Once you complete the game on either Pussy or Assassin difficulty, you’ll be able to play through again on Killer. Though unless you’re a true achievement whore, I can’t see anyone feeling the desire to play through the game a second or third time. You may choose to play through again in Close Combat mode or Headshot mode, but both are about as interesting as they sound, and don’t offer the player much reason to play. There are some pretty interesting unlocks available, should you have the desire to attempt another playthrough, including playing the game as Janice, Wesley’s boss from the film, or as any of the boss characters you encounter along the way, with the exemption of Arana, who is replaced by the original concept character Spider, a fat white guy with a bad haircut.
To say Wanted looks good is an overstatement. It doesn’t look terrible, but the graphics are inconsistent at best. While running and gunning through a board, character models don’t look too bad, and environments are pretty well rendered. As soon as there’s an in engine cut scene, it’s apparent that not everything is as polished as it first appeared. The rendered movies look marginally better, but only when compared to the other scenes in this game. Matched up against any other game on next-gen consoles, Wanted’s movies fall short of passable. Neither Wesley or Cross look quite right when at a stand still, and the locales become very grainy and pixilated when not being rushed through at top speed. The five or six enemy character models are exactly the same throughout the entire game, the only difference being what color hoodie they’re wearing. Voice acting from the main characters is actually pretty good, and though some of the dialogue is a bit cheesetastic, even for an action game, the actors do a good job with what they were given. Generic bad guy dialogue is as repetitive as their costuming, and being called a pussy or motherfucker over and over again can surprisingly become pretty annoying.

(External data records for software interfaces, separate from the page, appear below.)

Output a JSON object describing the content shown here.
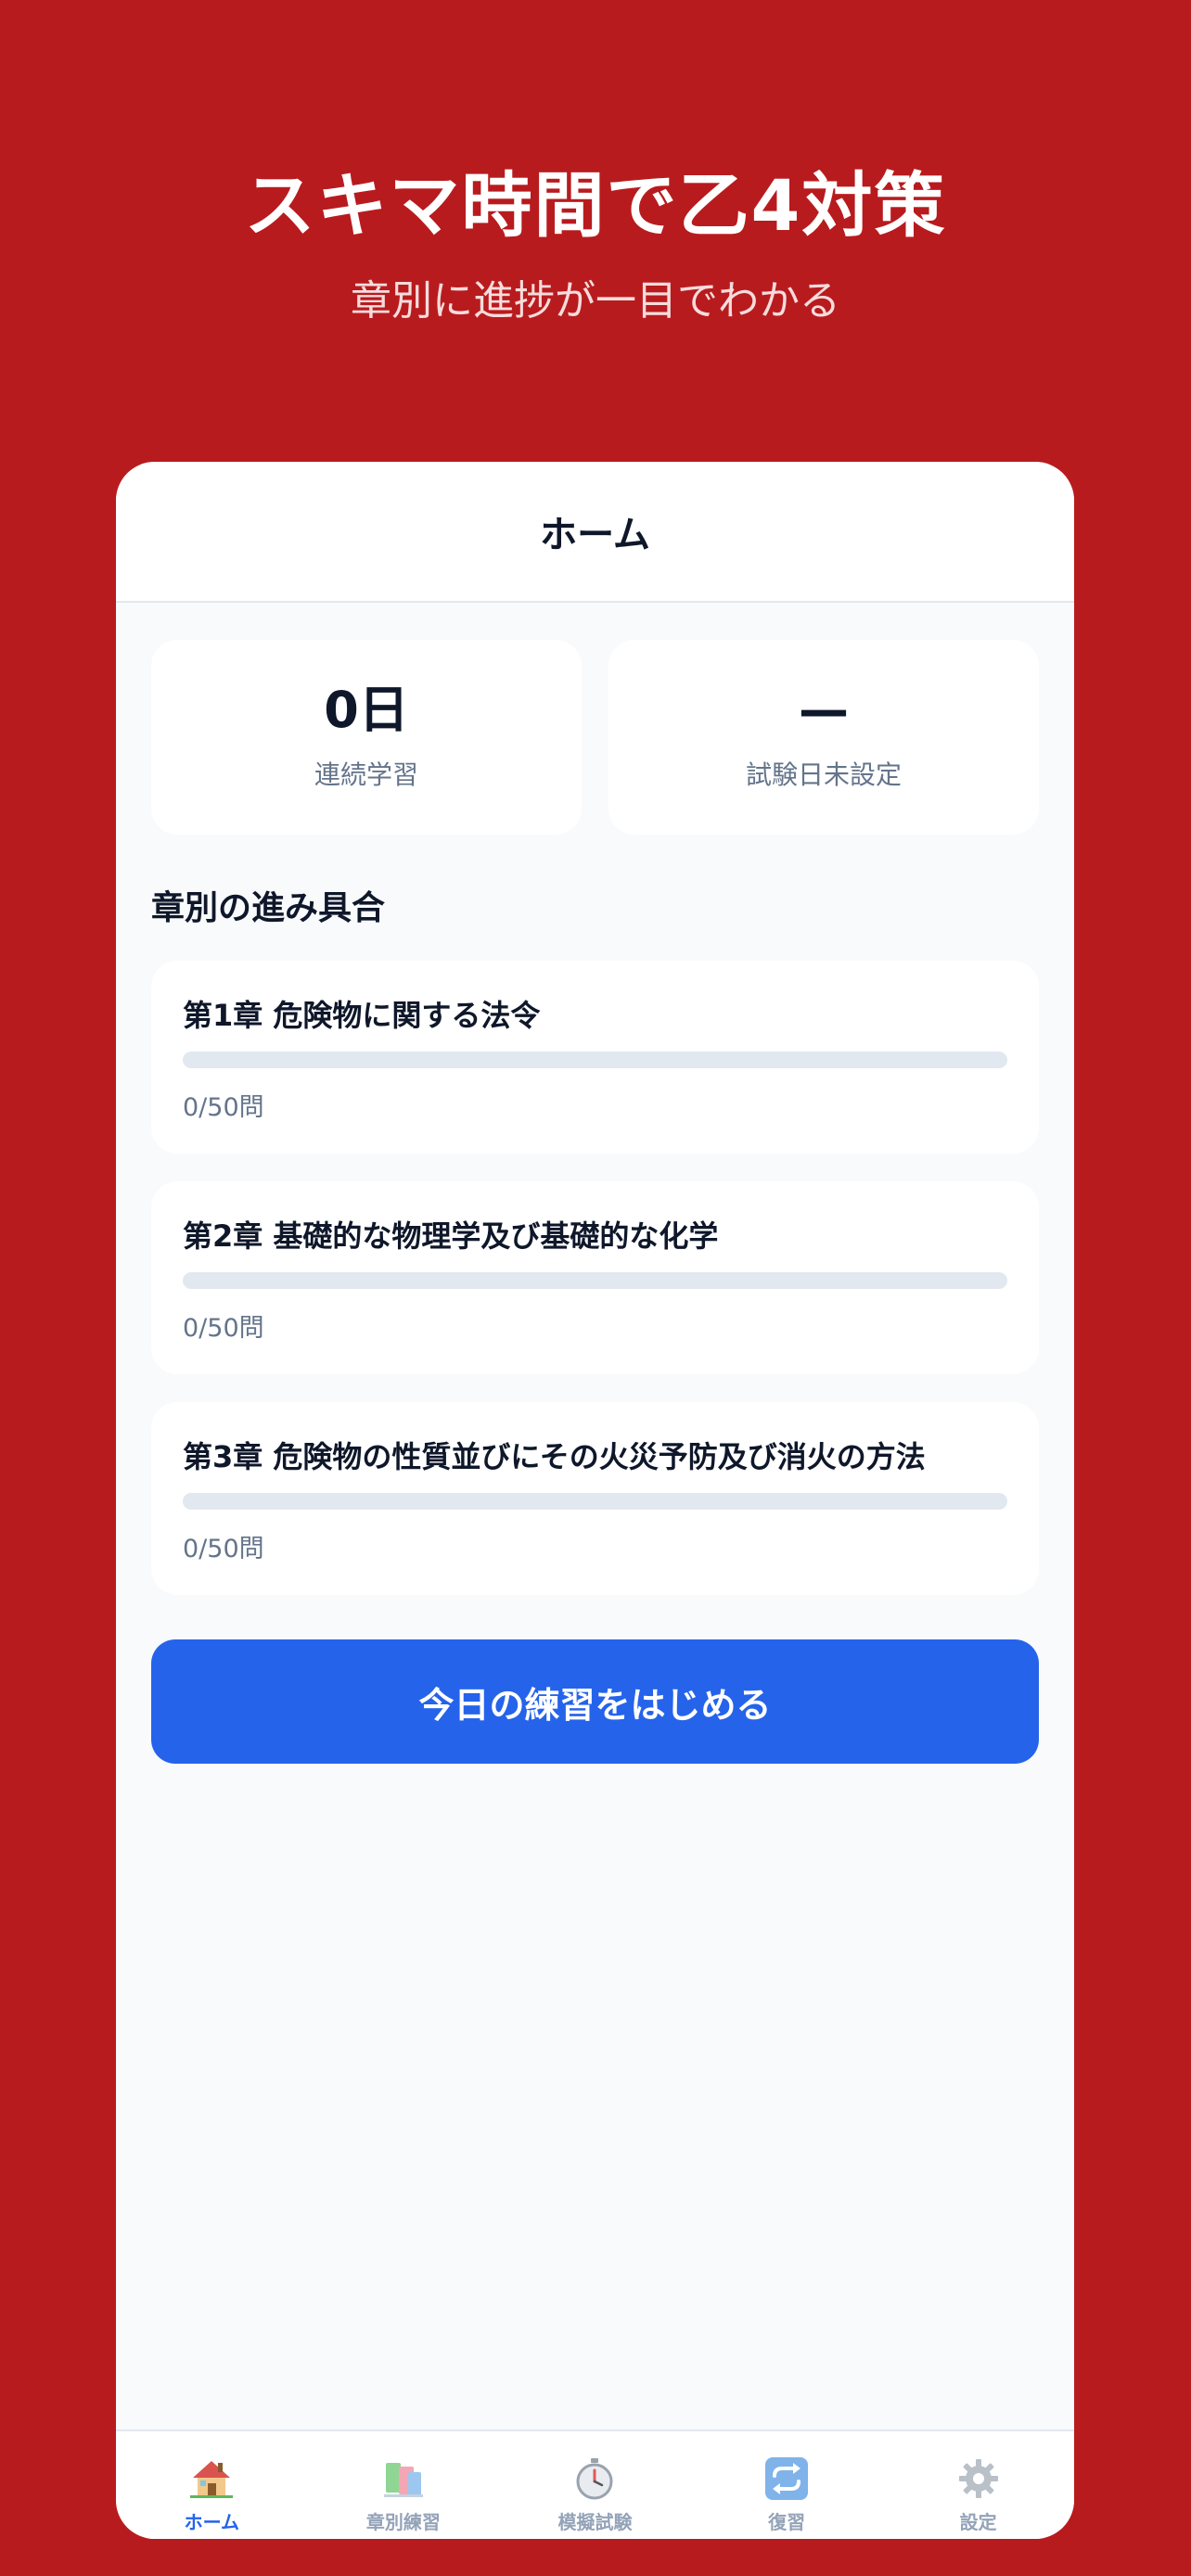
{
  "hero": {
    "title": "スキマ時間で乙4対策",
    "subtitle": "章別に進捗が一目でわかる"
  },
  "header": {
    "title": "ホーム"
  },
  "stats": [
    {
      "value": "0日",
      "label": "連続学習"
    },
    {
      "value": "—",
      "label": "試験日未設定"
    }
  ],
  "section": {
    "title": "章別の進み具合"
  },
  "chapters": [
    {
      "title": "第1章 危険物に関する法令",
      "count": "0/50問",
      "progress": 0
    },
    {
      "title": "第2章 基礎的な物理学及び基礎的な化学",
      "count": "0/50問",
      "progress": 0
    },
    {
      "title": "第3章 危険物の性質並びにその火災予防及び消火の方法",
      "count": "0/50問",
      "progress": 0
    }
  ],
  "cta": {
    "label": "今日の練習をはじめる"
  },
  "tabs": [
    {
      "label": "ホーム",
      "icon": "house-icon",
      "active": true
    },
    {
      "label": "章別練習",
      "icon": "books-icon",
      "active": false
    },
    {
      "label": "模擬試験",
      "icon": "stopwatch-icon",
      "active": false
    },
    {
      "label": "復習",
      "icon": "repeat-icon",
      "active": false
    },
    {
      "label": "設定",
      "icon": "gear-icon",
      "active": false
    }
  ],
  "colors": {
    "background": "#b81b1e",
    "accent": "#2563eb",
    "track": "#e2e8f0"
  }
}
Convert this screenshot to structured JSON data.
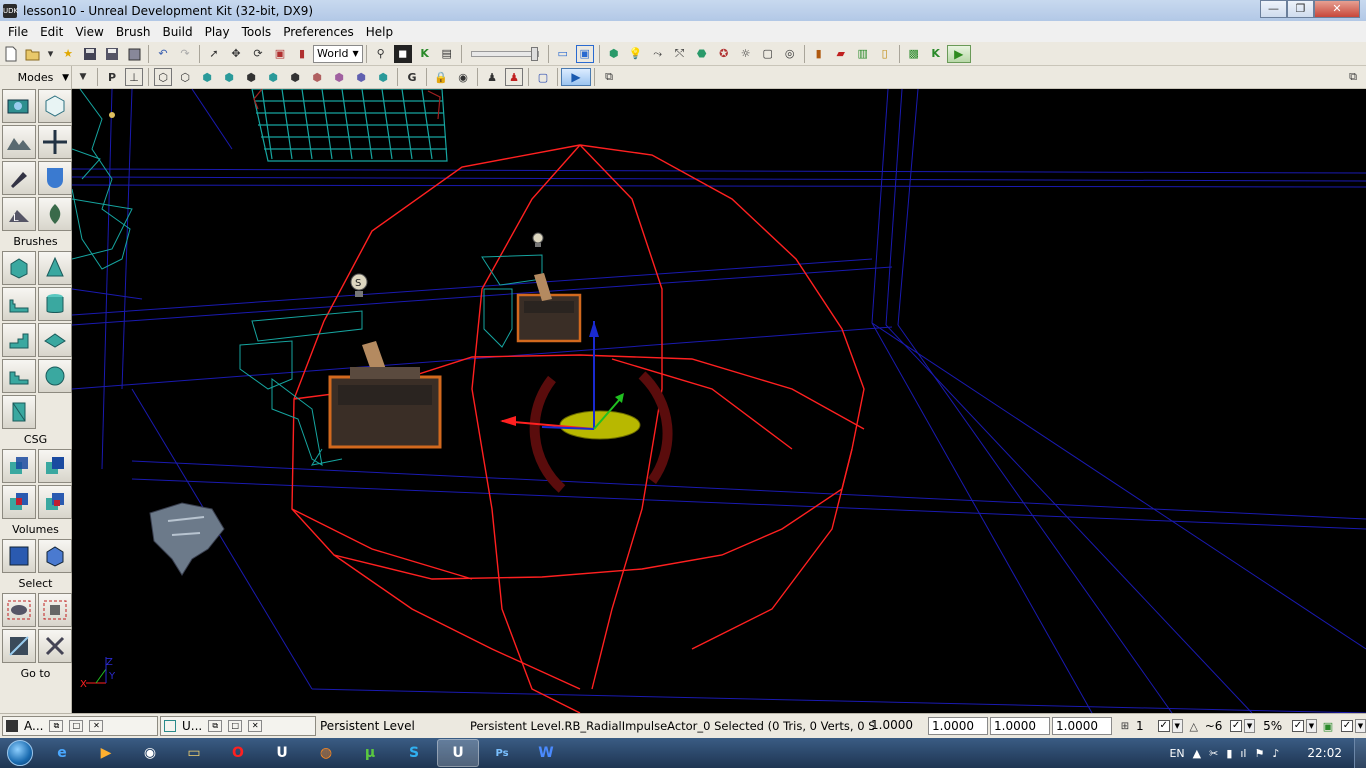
{
  "window": {
    "app_icon_text": "UDK",
    "title": "lesson10 - Unreal Development Kit (32-bit, DX9)",
    "minimize": "—",
    "maximize": "❐",
    "close": "✕"
  },
  "menu": [
    "File",
    "Edit",
    "View",
    "Brush",
    "Build",
    "Play",
    "Tools",
    "Preferences",
    "Help"
  ],
  "toolbar": {
    "coord_system": "World",
    "play_icon": "▶",
    "k_icon": "K"
  },
  "left_panel": {
    "modes_title": "Modes",
    "brushes_title": "Brushes",
    "csg_title": "CSG",
    "volumes_title": "Volumes",
    "select_title": "Select",
    "goto_title": "Go to"
  },
  "viewport": {
    "background": "#000000",
    "wire_color": "#1a1ab0",
    "teal_color": "#16a5a0",
    "radius_color": "#ff2020",
    "axis_labels": {
      "x": "X",
      "y": "Y",
      "z": "Z"
    }
  },
  "statusbar": {
    "mini_window_1": "A...",
    "mini_window_2": "U...",
    "level": "Persistent Level",
    "selection": "Persistent Level.RB_RadialImpulseActor_0 Selected (0 Tris, 0 Verts, 0 S",
    "scale_1": "1.0000",
    "scale_2": "1.0000",
    "scale_3": "1.0000",
    "scale_4": "1.0000",
    "grid_value": "1",
    "rotation_snap": "~6",
    "scale_snap": "5%"
  },
  "taskbar": {
    "language": "EN",
    "clock": "22:02",
    "apps": [
      "ie",
      "media",
      "game",
      "explorer",
      "opera",
      "udk",
      "firefox",
      "utorrent",
      "skype",
      "udk",
      "photoshop",
      "word"
    ]
  }
}
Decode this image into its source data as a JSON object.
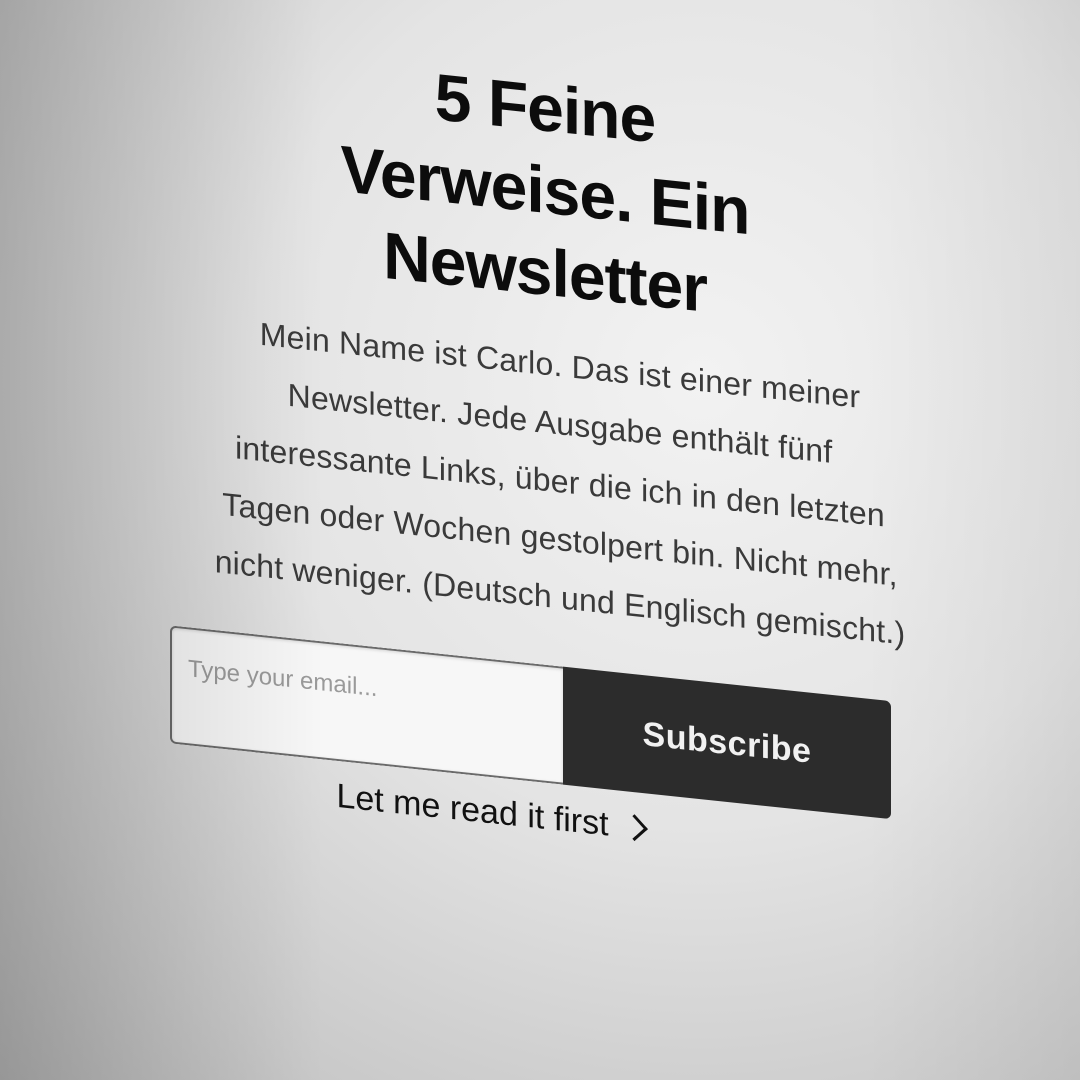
{
  "hero": {
    "title": "5 Feine Verweise. Ein Newsletter",
    "description": "Mein Name ist Carlo. Das ist einer meiner Newsletter. Jede Ausgabe enthält fünf interessante Links, über die ich in den letzten Tagen oder Wochen gestolpert bin. Nicht mehr, nicht weniger. (Deutsch und Englisch gemischt.)"
  },
  "signup": {
    "email_placeholder": "Type your email...",
    "email_value": "",
    "subscribe_label": "Subscribe",
    "read_first_label": "Let me read it first",
    "read_first_icon": "chevron-right-icon"
  },
  "colors": {
    "background": "#e6e6e6",
    "title_text": "#0c0c0c",
    "body_text": "#3a3a3a",
    "button_bg": "#2c2c2c",
    "button_text": "#f1f1f1"
  }
}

The biggest disappointment with Wanted: Weapons of Fate was how close they came to almost getting it right. The few shining gameplay features like the cover system and bullet curving just can’t overcome the numerous flaws the game has in just about every other department. The distinct lack of multiplayer should have made the single-player a much more focused experience, but it didn’t, and players will be wondering what to do next after completing the game. Maybe my hopes were too high, but Wanted misses the mark, and ends up being a mediocre effort only fans of the film or comic should even attempt to play.